Interest from overseas is not so strong at present since again many of the companies looking to sell equity do not have a strong and sustainable platform for their business. We would only expect a small number of deals involving foreign buyers in 2012 therefore.
What are the concerns of foreign investors in Vietnam?
Many investors are concerned over poor corporate governance at Vietnamese companies as well as poor financial record keeping. This makes the process of due diligence and getting comfortable with the financial and legal position of the target company extremely difficult and raises concerns for minority investors over what level of influence they will be able to wield post-transaction.
Contingent liabilities such as unprovided potential tax liabilities are frequently a concern also along with poorly drafted legal agreements which leave target companies heavily exposed and which leave potential investors very uncertain as to the trading and legal position of the targets.
Investors look for as much certainty as possible when concluding a deal and hence if sellers can clean up both their accounting records and their legal documentation it is likely to lead to more M&A deals and a shortened average period for deal execution in Vietnam.
Is it right to say foreign firms are interested in M&A in Vietnam but cannot find local companies big enough to invest in?
Certainly there is a lack of sizeable targets in Vietnam, especially in the fast-moving consumer goods (FMCG) sector, which is of huge interest to companies outside of Vietnam, and this affects both deal volumes and values.
Many large international private equity funds are looking for minority or majority stakes with a minimum value of US$20-25 million, others look at minimum deal sizes of $50-100 million and this means that their target list is very short in Vietnam.
For corporate investors looking for a shortcut to accessing the market, size is also important since they are often looking for a strong distribution network, a fairly high market share, and growing sales which generally translate into a larger company with a relatively high valuation. Vietnam has yet to go through significant local consolidation in any sector and hence many companies are young and relatively small.
What should Vietnam do to create a good M&A market?
An acceleration in the speed of equitization of some of the larger state-owned companies would certainly lead to an increase in M&A activity since one of the key issues facing interested investors is the lack of targets of a suitable size.
Many large private equity firms and strategic investors look for a minimum deal size of $20 million upwards, some even as high as $100 million hence a significant proportion of the Vietnamese private companies are too small to attract interest.
The state-owned companies are generally going to be larger in size and therefore may attract significant interest from overseas. The other issue potentially inhibiting M&A is the cap on ownership in certain business sectors and the 49 percent cap on foreign investment in public companies.
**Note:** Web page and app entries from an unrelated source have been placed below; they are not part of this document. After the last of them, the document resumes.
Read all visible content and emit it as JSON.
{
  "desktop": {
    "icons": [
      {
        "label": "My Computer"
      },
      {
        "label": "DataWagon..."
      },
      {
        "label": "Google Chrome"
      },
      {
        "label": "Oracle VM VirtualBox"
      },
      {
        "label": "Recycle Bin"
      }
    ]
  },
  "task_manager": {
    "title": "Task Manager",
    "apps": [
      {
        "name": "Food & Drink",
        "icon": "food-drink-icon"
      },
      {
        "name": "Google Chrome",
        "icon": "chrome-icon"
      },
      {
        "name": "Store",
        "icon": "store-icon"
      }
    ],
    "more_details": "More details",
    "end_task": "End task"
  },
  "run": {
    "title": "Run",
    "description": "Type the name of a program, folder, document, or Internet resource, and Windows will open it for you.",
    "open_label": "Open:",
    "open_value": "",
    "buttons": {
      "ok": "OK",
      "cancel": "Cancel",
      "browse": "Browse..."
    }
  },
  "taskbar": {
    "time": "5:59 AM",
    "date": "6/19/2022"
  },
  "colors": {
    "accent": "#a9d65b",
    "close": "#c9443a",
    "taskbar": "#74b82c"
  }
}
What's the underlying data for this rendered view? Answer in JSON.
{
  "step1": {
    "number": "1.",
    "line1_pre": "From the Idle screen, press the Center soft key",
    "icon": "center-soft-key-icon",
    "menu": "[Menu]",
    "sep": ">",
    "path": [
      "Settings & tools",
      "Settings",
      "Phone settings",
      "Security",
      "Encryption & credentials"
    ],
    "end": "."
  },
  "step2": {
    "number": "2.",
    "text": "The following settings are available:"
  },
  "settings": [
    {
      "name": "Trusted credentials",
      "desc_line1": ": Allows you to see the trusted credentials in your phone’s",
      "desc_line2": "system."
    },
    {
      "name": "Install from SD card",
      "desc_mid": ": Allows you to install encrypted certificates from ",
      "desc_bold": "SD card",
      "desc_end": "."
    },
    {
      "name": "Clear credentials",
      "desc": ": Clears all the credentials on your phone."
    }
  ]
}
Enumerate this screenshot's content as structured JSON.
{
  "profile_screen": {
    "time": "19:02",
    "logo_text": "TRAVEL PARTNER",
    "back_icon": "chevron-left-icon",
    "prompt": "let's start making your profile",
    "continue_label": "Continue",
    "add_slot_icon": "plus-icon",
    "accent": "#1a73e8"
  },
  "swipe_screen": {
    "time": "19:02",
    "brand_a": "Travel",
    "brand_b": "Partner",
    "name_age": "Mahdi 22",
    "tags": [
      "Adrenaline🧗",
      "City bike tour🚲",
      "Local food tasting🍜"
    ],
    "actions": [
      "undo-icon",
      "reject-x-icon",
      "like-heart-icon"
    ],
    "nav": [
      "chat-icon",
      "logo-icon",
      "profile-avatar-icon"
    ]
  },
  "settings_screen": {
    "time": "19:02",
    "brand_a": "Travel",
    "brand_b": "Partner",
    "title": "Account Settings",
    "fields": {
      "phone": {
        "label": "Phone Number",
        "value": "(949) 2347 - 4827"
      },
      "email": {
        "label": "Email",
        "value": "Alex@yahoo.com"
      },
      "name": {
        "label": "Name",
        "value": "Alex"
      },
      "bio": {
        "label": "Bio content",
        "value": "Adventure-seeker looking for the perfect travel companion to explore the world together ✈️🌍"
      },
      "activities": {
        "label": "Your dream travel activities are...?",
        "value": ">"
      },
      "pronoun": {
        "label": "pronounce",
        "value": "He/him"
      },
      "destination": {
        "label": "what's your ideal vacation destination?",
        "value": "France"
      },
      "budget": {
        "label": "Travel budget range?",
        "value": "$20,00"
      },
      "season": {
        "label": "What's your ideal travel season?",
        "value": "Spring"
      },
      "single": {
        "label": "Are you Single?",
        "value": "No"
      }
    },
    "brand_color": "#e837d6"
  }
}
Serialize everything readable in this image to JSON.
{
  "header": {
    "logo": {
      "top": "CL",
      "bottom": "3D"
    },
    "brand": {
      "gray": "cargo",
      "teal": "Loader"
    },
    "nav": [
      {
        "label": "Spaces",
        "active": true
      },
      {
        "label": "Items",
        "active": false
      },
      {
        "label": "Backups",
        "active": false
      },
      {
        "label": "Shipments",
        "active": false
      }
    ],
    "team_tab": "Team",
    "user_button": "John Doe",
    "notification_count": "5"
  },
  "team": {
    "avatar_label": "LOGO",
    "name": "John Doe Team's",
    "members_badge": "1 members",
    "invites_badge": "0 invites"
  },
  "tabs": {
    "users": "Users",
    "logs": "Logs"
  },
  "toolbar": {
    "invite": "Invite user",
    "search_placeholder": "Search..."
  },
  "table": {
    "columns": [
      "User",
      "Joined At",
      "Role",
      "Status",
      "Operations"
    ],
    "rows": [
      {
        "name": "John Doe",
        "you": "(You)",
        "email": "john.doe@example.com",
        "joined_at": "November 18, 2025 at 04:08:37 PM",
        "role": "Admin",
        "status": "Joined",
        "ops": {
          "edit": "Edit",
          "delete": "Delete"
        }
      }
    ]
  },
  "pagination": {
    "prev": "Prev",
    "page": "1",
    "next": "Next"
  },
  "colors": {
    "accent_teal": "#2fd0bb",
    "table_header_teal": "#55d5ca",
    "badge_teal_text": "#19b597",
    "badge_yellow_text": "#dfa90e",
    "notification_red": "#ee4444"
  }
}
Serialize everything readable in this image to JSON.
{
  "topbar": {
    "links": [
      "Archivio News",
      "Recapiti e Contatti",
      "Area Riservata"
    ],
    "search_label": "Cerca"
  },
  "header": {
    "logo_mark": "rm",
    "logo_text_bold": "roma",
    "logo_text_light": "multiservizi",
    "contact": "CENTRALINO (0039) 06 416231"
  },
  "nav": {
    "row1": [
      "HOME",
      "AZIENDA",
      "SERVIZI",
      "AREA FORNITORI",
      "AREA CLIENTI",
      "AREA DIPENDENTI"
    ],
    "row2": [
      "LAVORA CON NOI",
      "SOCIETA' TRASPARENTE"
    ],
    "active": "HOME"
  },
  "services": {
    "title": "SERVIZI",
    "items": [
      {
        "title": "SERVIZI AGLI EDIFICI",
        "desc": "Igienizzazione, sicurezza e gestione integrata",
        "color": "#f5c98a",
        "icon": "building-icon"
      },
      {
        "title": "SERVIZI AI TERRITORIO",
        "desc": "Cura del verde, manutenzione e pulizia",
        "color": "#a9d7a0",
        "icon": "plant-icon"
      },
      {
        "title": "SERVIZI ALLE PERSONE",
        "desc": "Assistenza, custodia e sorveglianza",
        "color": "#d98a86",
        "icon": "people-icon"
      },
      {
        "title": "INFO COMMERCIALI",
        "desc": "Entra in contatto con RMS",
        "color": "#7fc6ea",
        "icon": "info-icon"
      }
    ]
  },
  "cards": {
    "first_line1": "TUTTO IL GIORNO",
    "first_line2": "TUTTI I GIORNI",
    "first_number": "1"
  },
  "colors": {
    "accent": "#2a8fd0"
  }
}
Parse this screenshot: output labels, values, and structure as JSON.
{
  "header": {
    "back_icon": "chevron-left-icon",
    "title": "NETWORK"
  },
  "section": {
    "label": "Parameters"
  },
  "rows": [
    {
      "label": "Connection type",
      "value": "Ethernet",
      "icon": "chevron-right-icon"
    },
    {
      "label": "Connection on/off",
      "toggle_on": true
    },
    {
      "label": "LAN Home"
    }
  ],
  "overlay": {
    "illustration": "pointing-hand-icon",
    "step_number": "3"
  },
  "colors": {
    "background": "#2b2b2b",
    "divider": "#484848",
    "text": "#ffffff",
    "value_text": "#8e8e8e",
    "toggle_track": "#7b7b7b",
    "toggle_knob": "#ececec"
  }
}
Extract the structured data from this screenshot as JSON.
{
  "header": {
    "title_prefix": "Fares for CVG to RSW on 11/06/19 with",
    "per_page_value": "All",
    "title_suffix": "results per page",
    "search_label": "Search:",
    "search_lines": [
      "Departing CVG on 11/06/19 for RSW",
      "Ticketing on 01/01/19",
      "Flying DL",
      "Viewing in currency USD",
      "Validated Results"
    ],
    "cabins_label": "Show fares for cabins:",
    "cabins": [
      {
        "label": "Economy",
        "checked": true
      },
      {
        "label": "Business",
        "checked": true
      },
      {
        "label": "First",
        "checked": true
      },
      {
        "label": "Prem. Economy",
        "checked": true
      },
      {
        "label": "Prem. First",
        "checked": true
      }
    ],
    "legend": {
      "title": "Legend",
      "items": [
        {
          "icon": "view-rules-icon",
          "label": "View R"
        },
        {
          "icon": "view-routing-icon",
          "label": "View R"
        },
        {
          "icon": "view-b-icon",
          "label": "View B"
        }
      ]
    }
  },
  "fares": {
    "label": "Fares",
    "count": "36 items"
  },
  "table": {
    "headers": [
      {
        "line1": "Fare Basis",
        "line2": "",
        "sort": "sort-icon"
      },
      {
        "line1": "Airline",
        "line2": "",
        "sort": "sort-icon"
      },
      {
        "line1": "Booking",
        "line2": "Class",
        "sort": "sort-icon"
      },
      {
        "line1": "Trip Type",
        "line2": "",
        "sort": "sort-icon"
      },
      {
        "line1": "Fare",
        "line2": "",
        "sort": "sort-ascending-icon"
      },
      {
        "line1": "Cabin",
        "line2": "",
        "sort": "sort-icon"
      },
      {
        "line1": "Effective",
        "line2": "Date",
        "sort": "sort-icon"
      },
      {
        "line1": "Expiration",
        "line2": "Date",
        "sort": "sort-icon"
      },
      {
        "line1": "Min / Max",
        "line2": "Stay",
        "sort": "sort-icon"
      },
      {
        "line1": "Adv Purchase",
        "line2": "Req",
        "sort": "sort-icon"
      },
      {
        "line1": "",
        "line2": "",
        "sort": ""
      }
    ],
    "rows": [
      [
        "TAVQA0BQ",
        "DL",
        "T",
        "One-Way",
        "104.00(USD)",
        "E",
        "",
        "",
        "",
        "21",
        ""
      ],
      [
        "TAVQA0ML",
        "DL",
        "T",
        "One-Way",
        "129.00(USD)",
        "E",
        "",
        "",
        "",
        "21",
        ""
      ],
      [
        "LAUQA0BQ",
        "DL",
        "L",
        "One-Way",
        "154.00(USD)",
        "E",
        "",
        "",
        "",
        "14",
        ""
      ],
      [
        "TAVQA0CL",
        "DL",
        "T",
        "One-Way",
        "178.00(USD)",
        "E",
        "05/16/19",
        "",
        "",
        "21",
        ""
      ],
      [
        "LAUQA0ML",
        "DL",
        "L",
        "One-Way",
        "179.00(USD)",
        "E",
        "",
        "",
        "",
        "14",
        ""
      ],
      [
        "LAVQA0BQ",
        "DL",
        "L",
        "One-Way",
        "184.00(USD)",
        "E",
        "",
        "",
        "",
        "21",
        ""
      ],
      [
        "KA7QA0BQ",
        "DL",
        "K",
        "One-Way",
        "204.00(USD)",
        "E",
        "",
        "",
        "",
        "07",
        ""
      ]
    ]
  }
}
Ultimately, stabilization of the economy, which has been achieved to a large extent already, will be critical to attracting foreign buyers since there has been considerable concern over the past year amongst investors over the high inflation and interest rates and the prospects for the economy going forward.